I keep learning how much flavor even a little vinegar adds to certain dishes. I was curious about the nutritional value of vinegar and what it is, exactly, so I looked it up. The Vinegar Institute was one of the sites I found and it has all the basic information about this popular condiment. For example, I learned that:
"Vinegar is made by two distinct biological processes, both the result of the action of harmless microorganisms (yeast and “Acetobacter”) that turn sugars (carbohydrates) into acetic acid. Many of our favorite foods involve some type of bacteria in their production – from cheese and yogurt to wine, pickles and chocolate. The first process is called alcoholic fermentation and occurs when yeasts change natural sugars to alcohol under controlled conditions. In the second process, a group of bacteria (called “Acetobacter”) converts the alcohol portion to acid. This is the acetic, or acid fermentation, that forms vinegar. Proper bacteria cultures are important; timing is important; and fermentation should be carefully controlled."
And as for its nutritional value: "Vinegar contains many vitamins and other compounds not found in acetic acid such as riboflavin, Vitamin B-1 and mineral salts from the starting material that impart vinegar with its distinct flavor."
I have only used apple cider vinegar, white vinegar, and red wine vinegar in my cooking so far, but the above site lists all sorts of other vinegars you can buy and what they're made of.
I have known for years about the health benefits of Apple Cider Vinegar, but wondered if this extended to other types of vinegars. Knowing that vinegar goes through quite a fermentation process to become vinegar (explained above), and that foods fermented to this state are good for digestive health, I was interested to find this site, which explains how vinegar is good for us. For one thing, it increases calcium absorption, which is pretty important, particularly for women in general and for people with lactose intolerance. It can also help control blood sugar levels. In fact, "A study cited in 2004 in the American Diabetes Association's publication Diabetes Care indicates that vinegar holds real promise for helping people with diabetes."

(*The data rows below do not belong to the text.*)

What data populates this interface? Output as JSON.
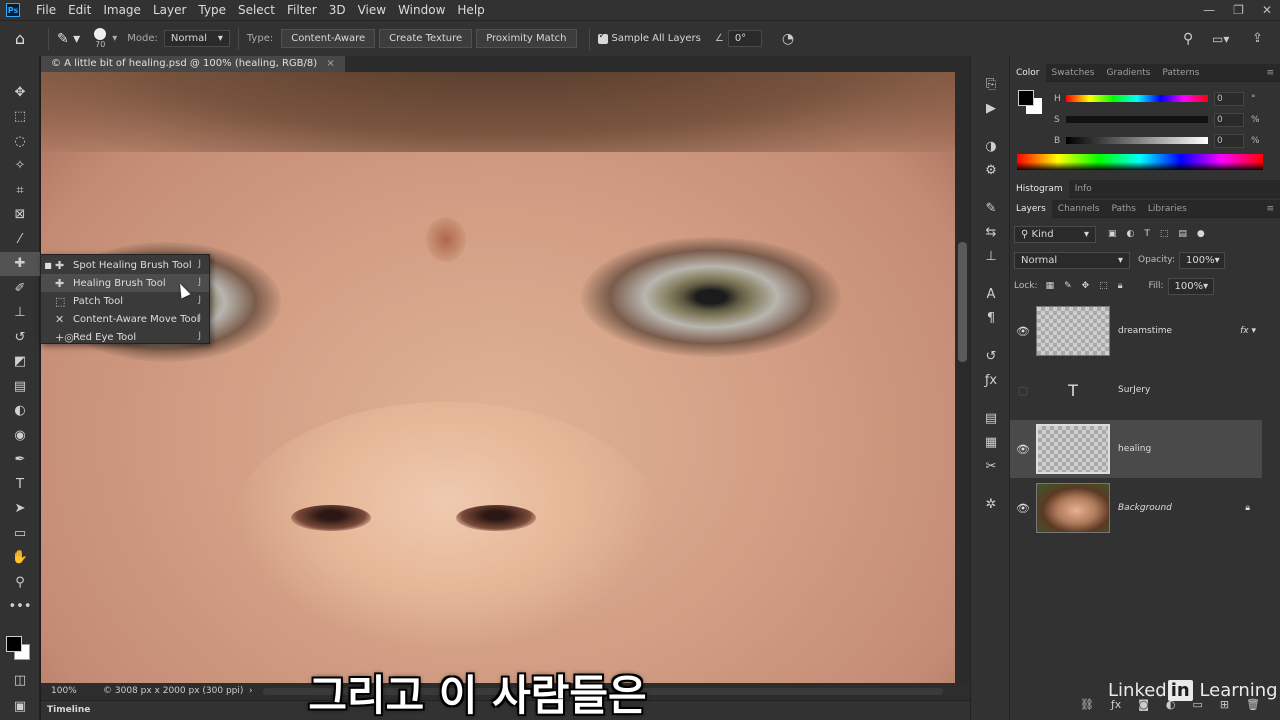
{
  "app": {
    "logo": "Ps"
  },
  "menubar": {
    "items": [
      "File",
      "Edit",
      "Image",
      "Layer",
      "Type",
      "Select",
      "Filter",
      "3D",
      "View",
      "Window",
      "Help"
    ]
  },
  "window_controls": [
    "minimize-icon",
    "restore-icon",
    "close-icon"
  ],
  "options": {
    "brush_size": "70",
    "mode_label": "Mode:",
    "mode_value": "Normal",
    "type_label": "Type:",
    "type_buttons": [
      "Content-Aware",
      "Create Texture",
      "Proximity Match"
    ],
    "sample_all_layers": "Sample All Layers",
    "angle": "0°"
  },
  "document": {
    "tab_title": "© A little bit of healing.psd @ 100% (healing, RGB/8)"
  },
  "flyout": {
    "items": [
      {
        "label": "Spot Healing Brush Tool",
        "key": "J",
        "icon": "spot-healing-icon"
      },
      {
        "label": "Healing Brush Tool",
        "key": "J",
        "icon": "healing-brush-icon"
      },
      {
        "label": "Patch Tool",
        "key": "J",
        "icon": "patch-icon"
      },
      {
        "label": "Content-Aware Move Tool",
        "key": "J",
        "icon": "move-aware-icon"
      },
      {
        "label": "Red Eye Tool",
        "key": "J",
        "icon": "red-eye-icon"
      }
    ]
  },
  "status": {
    "zoom": "100%",
    "doc_info": "3008 px x 2000 px (300 ppi)"
  },
  "timeline": {
    "label": "Timeline"
  },
  "subtitle": "그리고 이 사람들은",
  "color_panel": {
    "tabs": [
      "Color",
      "Swatches",
      "Gradients",
      "Patterns"
    ],
    "sliders": [
      {
        "label": "H",
        "value": "0",
        "unit": "°"
      },
      {
        "label": "S",
        "value": "0",
        "unit": "%"
      },
      {
        "label": "B",
        "value": "0",
        "unit": "%"
      }
    ]
  },
  "hist_tabs": [
    "Histogram",
    "Info"
  ],
  "layers_panel": {
    "tabs": [
      "Layers",
      "Channels",
      "Paths",
      "Libraries"
    ],
    "filter_kind": "Kind",
    "blend_mode": "Normal",
    "opacity_label": "Opacity:",
    "opacity_value": "100%",
    "lock_label": "Lock:",
    "fill_label": "Fill:",
    "fill_value": "100%",
    "layers": [
      {
        "name": "dreamstime",
        "type": "smart",
        "visible": true
      },
      {
        "name": "SurJery",
        "type": "text",
        "visible": false
      },
      {
        "name": "healing",
        "type": "pixel",
        "visible": true,
        "selected": true
      },
      {
        "name": "Background",
        "type": "background",
        "visible": true,
        "locked": true
      }
    ]
  },
  "brand": {
    "pre": "Linked",
    "mid": "in",
    "post": " Learning"
  },
  "colors": {
    "accent": "#31a8ff",
    "panel": "#323232",
    "selected_row": "#4a4a4a"
  }
}
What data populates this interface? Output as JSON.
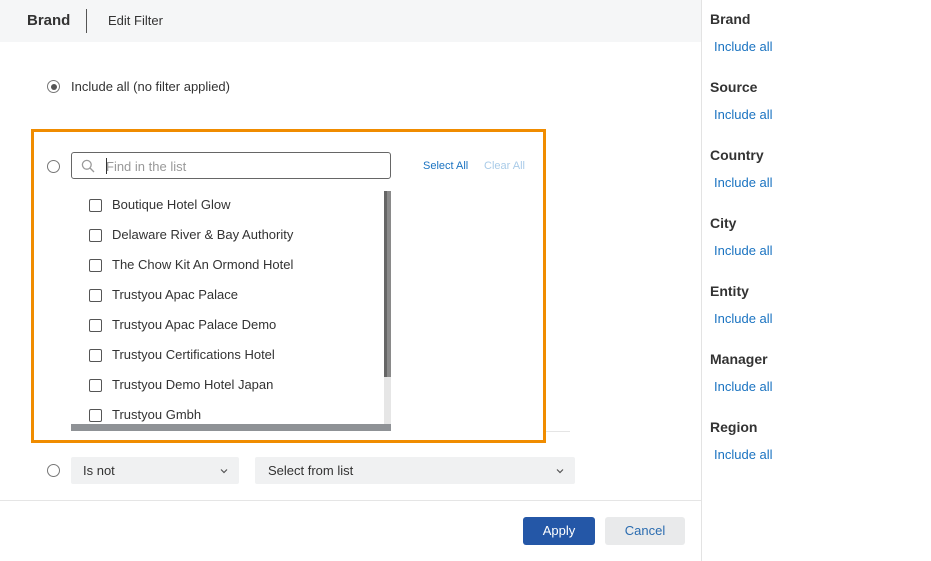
{
  "header": {
    "title": "Brand",
    "subtitle": "Edit Filter"
  },
  "options": {
    "include_all_label": "Include all (no filter applied)"
  },
  "search": {
    "placeholder": "Find in the list",
    "icon": "search-icon"
  },
  "list_actions": {
    "select_all": "Select All",
    "clear_all": "Clear All"
  },
  "list_items": [
    "Boutique Hotel Glow",
    "Delaware River & Bay Authority",
    "The Chow Kit An Ormond Hotel",
    "Trustyou Apac Palace",
    "Trustyou Apac Palace Demo",
    "Trustyou Certifications Hotel",
    "Trustyou Demo Hotel Japan",
    "Trustyou Gmbh"
  ],
  "condition": {
    "operator": "Is not",
    "value_placeholder": "Select from list"
  },
  "buttons": {
    "apply": "Apply",
    "cancel": "Cancel"
  },
  "sidebar": [
    {
      "title": "Brand",
      "value": "Include all"
    },
    {
      "title": "Source",
      "value": "Include all"
    },
    {
      "title": "Country",
      "value": "Include all"
    },
    {
      "title": "City",
      "value": "Include all"
    },
    {
      "title": "Entity",
      "value": "Include all"
    },
    {
      "title": "Manager",
      "value": "Include all"
    },
    {
      "title": "Region",
      "value": "Include all"
    }
  ],
  "colors": {
    "accent": "#1a73c1",
    "apply_button": "#2457a7",
    "highlight_frame": "#f08c00"
  }
}
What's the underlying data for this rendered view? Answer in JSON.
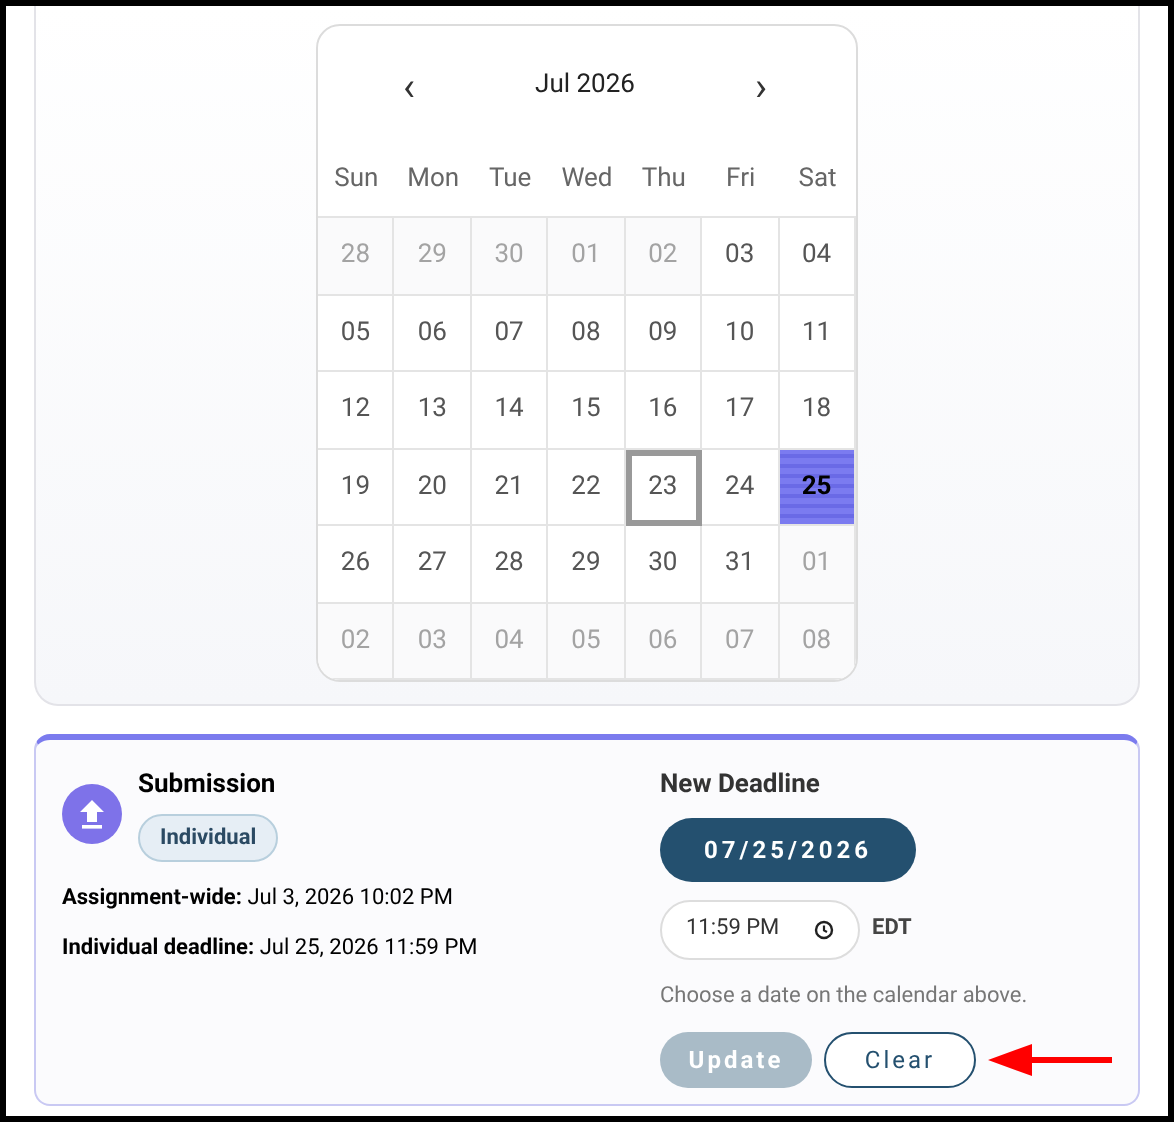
{
  "calendar": {
    "month_label": "Jul 2026",
    "prev": "‹",
    "next": "›",
    "weekdays": [
      "Sun",
      "Mon",
      "Tue",
      "Wed",
      "Thu",
      "Fri",
      "Sat"
    ],
    "weeks": [
      [
        {
          "day": "28",
          "outside": true,
          "today": false,
          "selected": false
        },
        {
          "day": "29",
          "outside": true,
          "today": false,
          "selected": false
        },
        {
          "day": "30",
          "outside": true,
          "today": false,
          "selected": false
        },
        {
          "day": "01",
          "outside": true,
          "today": false,
          "selected": false
        },
        {
          "day": "02",
          "outside": true,
          "today": false,
          "selected": false
        },
        {
          "day": "03",
          "outside": false,
          "today": false,
          "selected": false
        },
        {
          "day": "04",
          "outside": false,
          "today": false,
          "selected": false
        }
      ],
      [
        {
          "day": "05",
          "outside": false,
          "today": false,
          "selected": false
        },
        {
          "day": "06",
          "outside": false,
          "today": false,
          "selected": false
        },
        {
          "day": "07",
          "outside": false,
          "today": false,
          "selected": false
        },
        {
          "day": "08",
          "outside": false,
          "today": false,
          "selected": false
        },
        {
          "day": "09",
          "outside": false,
          "today": false,
          "selected": false
        },
        {
          "day": "10",
          "outside": false,
          "today": false,
          "selected": false
        },
        {
          "day": "11",
          "outside": false,
          "today": false,
          "selected": false
        }
      ],
      [
        {
          "day": "12",
          "outside": false,
          "today": false,
          "selected": false
        },
        {
          "day": "13",
          "outside": false,
          "today": false,
          "selected": false
        },
        {
          "day": "14",
          "outside": false,
          "today": false,
          "selected": false
        },
        {
          "day": "15",
          "outside": false,
          "today": false,
          "selected": false
        },
        {
          "day": "16",
          "outside": false,
          "today": false,
          "selected": false
        },
        {
          "day": "17",
          "outside": false,
          "today": false,
          "selected": false
        },
        {
          "day": "18",
          "outside": false,
          "today": false,
          "selected": false
        }
      ],
      [
        {
          "day": "19",
          "outside": false,
          "today": false,
          "selected": false
        },
        {
          "day": "20",
          "outside": false,
          "today": false,
          "selected": false
        },
        {
          "day": "21",
          "outside": false,
          "today": false,
          "selected": false
        },
        {
          "day": "22",
          "outside": false,
          "today": false,
          "selected": false
        },
        {
          "day": "23",
          "outside": false,
          "today": true,
          "selected": false
        },
        {
          "day": "24",
          "outside": false,
          "today": false,
          "selected": false
        },
        {
          "day": "25",
          "outside": false,
          "today": false,
          "selected": true
        }
      ],
      [
        {
          "day": "26",
          "outside": false,
          "today": false,
          "selected": false
        },
        {
          "day": "27",
          "outside": false,
          "today": false,
          "selected": false
        },
        {
          "day": "28",
          "outside": false,
          "today": false,
          "selected": false
        },
        {
          "day": "29",
          "outside": false,
          "today": false,
          "selected": false
        },
        {
          "day": "30",
          "outside": false,
          "today": false,
          "selected": false
        },
        {
          "day": "31",
          "outside": false,
          "today": false,
          "selected": false
        },
        {
          "day": "01",
          "outside": true,
          "today": false,
          "selected": false
        }
      ],
      [
        {
          "day": "02",
          "outside": true,
          "today": false,
          "selected": false
        },
        {
          "day": "03",
          "outside": true,
          "today": false,
          "selected": false
        },
        {
          "day": "04",
          "outside": true,
          "today": false,
          "selected": false
        },
        {
          "day": "05",
          "outside": true,
          "today": false,
          "selected": false
        },
        {
          "day": "06",
          "outside": true,
          "today": false,
          "selected": false
        },
        {
          "day": "07",
          "outside": true,
          "today": false,
          "selected": false
        },
        {
          "day": "08",
          "outside": true,
          "today": false,
          "selected": false
        }
      ]
    ]
  },
  "submission": {
    "title": "Submission",
    "badge": "Individual",
    "details": [
      {
        "label": "Assignment-wide:",
        "value": "Jul 3, 2026 10:02 PM"
      },
      {
        "label": "Individual deadline:",
        "value": "Jul 25, 2026 11:59 PM"
      }
    ]
  },
  "new_deadline": {
    "title": "New Deadline",
    "date": "07/25/2026",
    "time": "11:59 PM",
    "timezone": "EDT",
    "hint": "Choose a date on the calendar above.",
    "buttons": [
      {
        "label": "Update",
        "disabled": true
      },
      {
        "label": "Clear",
        "disabled": false
      }
    ]
  }
}
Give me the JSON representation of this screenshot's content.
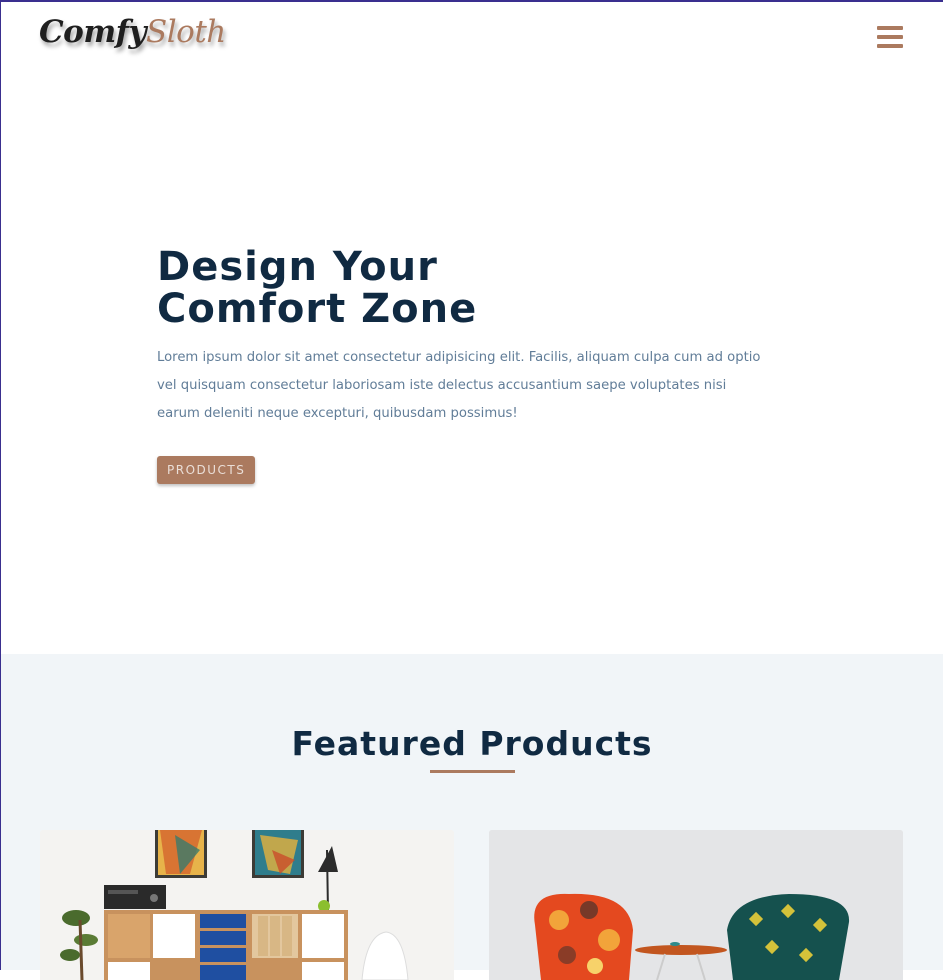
{
  "brand": {
    "part1": "Comfy",
    "part2": "Sloth"
  },
  "nav": {
    "menu_icon": "hamburger-menu-icon"
  },
  "hero": {
    "title_line1": "Design Your",
    "title_line2": "Comfort Zone",
    "text": "Lorem ipsum dolor sit amet consectetur adipisicing elit. Facilis, aliquam culpa cum ad optio vel quisquam consectetur laboriosam iste delectus accusantium saepe voluptates nisi earum deleniti neque excepturi, quibusdam possimus!",
    "button_label": "PRODUCTS"
  },
  "featured": {
    "title": "Featured Products"
  },
  "colors": {
    "brand": "#ab7a5f",
    "heading": "#102a42",
    "text": "#617d98",
    "section_bg": "#f1f5f8"
  }
}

And since vinegar has an almost indefinite shelf life (no surprise, since it is used to preserve such things as pickles), it is a great thing to have in your food storage! Oh, and of course it also has other household uses.